Philip Goodchild, Professor of Religion and Philosophy at the University of Nottingham, has been kind enough to write a short response to the book event which you will find below. In the coming days I’ll put together an index of all the posts for future use and perhaps more discussion is to follow. – APS
I want to express my gratitude to all those who have committed so much time to reading, thinking through, and writing about Theology of Money on this blog. I was especially impressed by the work of those who did the chapter summaries. The standard of explication and understanding has uniformly been truly outstanding. One rarely deserves such attentive readers.
Such efforts demand something by way of response, but I felt it important not to comment on the discussion while it was underway, lest my presence should entirely skew the discussion. Even so, I suspect that some of you have felt my presence looking over your shoulder.
The questions and objections raised have been thoughtful, and I now have much to reflect on, but sadly I do not have time to address them all. As for the mischievous pseudonyms, I shall confine myself to one remark: “That’s the disingenuous thing about Goodchild – his pluralism. He wants others’ evaluations to count.” That comment, in and of itself, is truly disingenuous. He who has ears to hear, let him hear.
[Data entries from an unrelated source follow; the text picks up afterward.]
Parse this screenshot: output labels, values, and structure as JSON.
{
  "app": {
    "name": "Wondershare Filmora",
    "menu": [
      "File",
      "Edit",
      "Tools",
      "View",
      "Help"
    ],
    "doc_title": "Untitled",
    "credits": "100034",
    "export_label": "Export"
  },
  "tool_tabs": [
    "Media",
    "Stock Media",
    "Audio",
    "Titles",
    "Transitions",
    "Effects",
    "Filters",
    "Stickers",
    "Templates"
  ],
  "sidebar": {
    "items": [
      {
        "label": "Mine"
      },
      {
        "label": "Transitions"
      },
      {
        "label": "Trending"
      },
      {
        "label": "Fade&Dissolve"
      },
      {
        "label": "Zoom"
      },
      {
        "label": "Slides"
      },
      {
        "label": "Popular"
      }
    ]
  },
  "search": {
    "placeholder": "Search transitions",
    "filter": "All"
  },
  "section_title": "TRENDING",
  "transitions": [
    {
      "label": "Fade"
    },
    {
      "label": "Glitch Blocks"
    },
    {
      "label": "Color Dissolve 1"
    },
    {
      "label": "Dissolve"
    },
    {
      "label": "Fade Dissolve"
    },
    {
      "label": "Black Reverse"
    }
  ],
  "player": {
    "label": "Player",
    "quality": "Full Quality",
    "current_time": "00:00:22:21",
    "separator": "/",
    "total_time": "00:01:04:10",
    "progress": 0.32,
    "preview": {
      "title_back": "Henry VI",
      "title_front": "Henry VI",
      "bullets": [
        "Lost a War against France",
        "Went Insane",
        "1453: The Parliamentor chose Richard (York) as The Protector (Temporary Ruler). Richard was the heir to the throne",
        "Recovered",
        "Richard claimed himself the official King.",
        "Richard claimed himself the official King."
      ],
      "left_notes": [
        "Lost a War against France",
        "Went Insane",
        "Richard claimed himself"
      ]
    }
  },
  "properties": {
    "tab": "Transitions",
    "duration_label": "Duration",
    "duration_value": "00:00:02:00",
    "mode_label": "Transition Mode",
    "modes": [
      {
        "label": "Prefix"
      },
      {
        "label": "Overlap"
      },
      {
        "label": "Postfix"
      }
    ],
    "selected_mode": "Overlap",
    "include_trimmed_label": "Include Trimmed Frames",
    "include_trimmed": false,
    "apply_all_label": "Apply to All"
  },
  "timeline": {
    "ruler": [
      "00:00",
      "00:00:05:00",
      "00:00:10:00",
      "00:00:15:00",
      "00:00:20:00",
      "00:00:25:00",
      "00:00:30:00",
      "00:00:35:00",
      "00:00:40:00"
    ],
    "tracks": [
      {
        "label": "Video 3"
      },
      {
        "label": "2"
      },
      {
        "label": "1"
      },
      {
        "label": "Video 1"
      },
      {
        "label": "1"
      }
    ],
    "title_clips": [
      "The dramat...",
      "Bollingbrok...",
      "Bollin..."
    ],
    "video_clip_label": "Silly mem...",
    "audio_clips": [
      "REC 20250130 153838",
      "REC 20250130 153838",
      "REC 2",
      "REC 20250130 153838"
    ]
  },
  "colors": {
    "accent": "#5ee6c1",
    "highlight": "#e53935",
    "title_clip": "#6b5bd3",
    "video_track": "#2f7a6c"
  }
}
The book is, of course, about money, and the way in which it structures thought, desire, action, environment and trust. It is not about the authorial subject Philip Goodchild, who is himself perhaps something of a pseudonym. After all, those of you who know me will know that I do not normally declaim in a stentorian voice (except when I’m reading from Deuteronomy). The writing of an author is simply a sedimentation of those thoughts that achieve a certain metastable equilibrium, and so become for a while necessary and resilient to questioning. The person who writes, by contrast, has to be continually questioning, looking over one’s shoulder, listening out for what has not yet properly been thought. It is a task that never ends.
Perhaps the most significant matter that my work can pass on to others is not a fresh worldview, but the capacity to pose problems, to hear the voice of alternative perspectives. Perhaps those closest to me are those who will question the most, both myself and themselves. I am grateful for all those who have been attentive to other possibilities of thinking in this discussion. And I do believe that the Conclusion is lacking a parable . . .
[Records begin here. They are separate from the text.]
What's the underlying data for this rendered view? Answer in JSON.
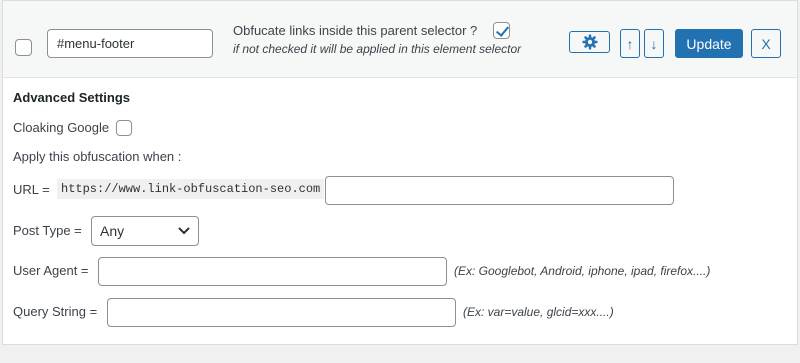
{
  "row": {
    "selector_value": "#menu-footer",
    "parent_selector_label": "Obfucate links inside this parent selector ?",
    "parent_selector_hint": "if not checked it will be applied in this element selector",
    "parent_selector_checked": true,
    "update_label": "Update",
    "close_label": "X",
    "up_arrow": "↑",
    "down_arrow": "↓",
    "settings_icon": "gear-icon"
  },
  "advanced": {
    "heading": "Advanced Settings",
    "cloaking_label": "Cloaking Google",
    "cloaking_checked": false,
    "apply_when_label": "Apply this obfuscation when :",
    "url_label": "URL =",
    "url_prefix": "https://www.link-obfuscation-seo.com",
    "url_value": "",
    "post_type_label": "Post Type =",
    "post_type_selected": "Any",
    "user_agent_label": "User Agent =",
    "user_agent_value": "",
    "user_agent_hint": "(Ex: Googlebot, Android, iphone, ipad, firefox....)",
    "query_string_label": "Query String =",
    "query_string_value": "",
    "query_string_hint": "(Ex: var=value, glcid=xxx....)"
  },
  "colors": {
    "accent": "#2271b1",
    "panel_bg": "#ffffff",
    "row_bg": "#f6f7f7",
    "page_bg": "#f0f0f1"
  }
}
Have you not heard of that madman who took a bar of gold into an electronic exchange, ran onto the trading floor, and cried incessantly, “I seek Mammon! I seek Mammon!” – As many of those who did not believe in Mammon were standing around just then, he provoked much laughter. “Has he been sold?” asked one. “Has he gone bankrupt?” asked another. Is he in the bar? Is he in the gentleman’s club? Has he gone to China? An offshore tax haven? – Thus they yelled and laughed.
The madman jumped into his midst and pierced them with his eyes. “Whither is Mammon?” he cried; “I will tell you. We have killed him – you and I. All of us are his murderers. But how did we do this? How could we drink up the great sea of wealth? Who gave us the sponge to wipe clean all the ledgers? What were we doing when we unchained these liabilities from their assets? Whither are we seeking now? Away from all assets? Are we not plunging continually? Backward, sideward, forward, in all directions? Is there still any profit and loss? Are we not straying as through an infinite nothing? Do we not feel the breath of poverty? Have we not become poorer? Is not depression continually closing in on us? Do we not need to trade with gold? Do we hear nothing as yet of the gravediggers who are burying Mammon? Do we smell nothing as yet of the decomposition of money? Money, too, decomposes. Mammon is dead. Mammon remains dead. And we have killed him.
“How shall we comfort ourselves, the murderers of all murderers? What was wealthiest and mightiest of all that the world has yet owned has perished under our knives: who will pay this debt for us? What wealth is there for us to balance our books? What new accounting, what new desires shall we have to invent? Is not the cost of this deed too great for us? Must we ourselves not become banks simply to appear to have the credit to guarantee it? There has never been a richer deed; and whoever is born after us – for the sake of this deed he will belong to a richer economy than any economy hitherto.
Here the madman feel silent and looked again at his listeners; and they, too, were silent and stared at him in astonishment. At last he threw the bar of gold at the screen, and it broke into pieces and he went out. “I have come too early,” he said then; “my time is not yet. This tremendous event is still on its way, still wandering; it has not yet reached the ears of men. Evaluation of assets requires time; the payment of debts requires time; deeds, though done, still require time to be seen and heard. This deed is still more distant from them than the most extended futures contract – and yet they have done it themselves.”
It has been related further that on the same day the madman forced his way into several banks and there made a plea for bankruptcy. Led out and called to account, he is said always to have replied nothing but: “What after all are these banks now if they are not the receivers and bankruptcy administrators of Mammon?”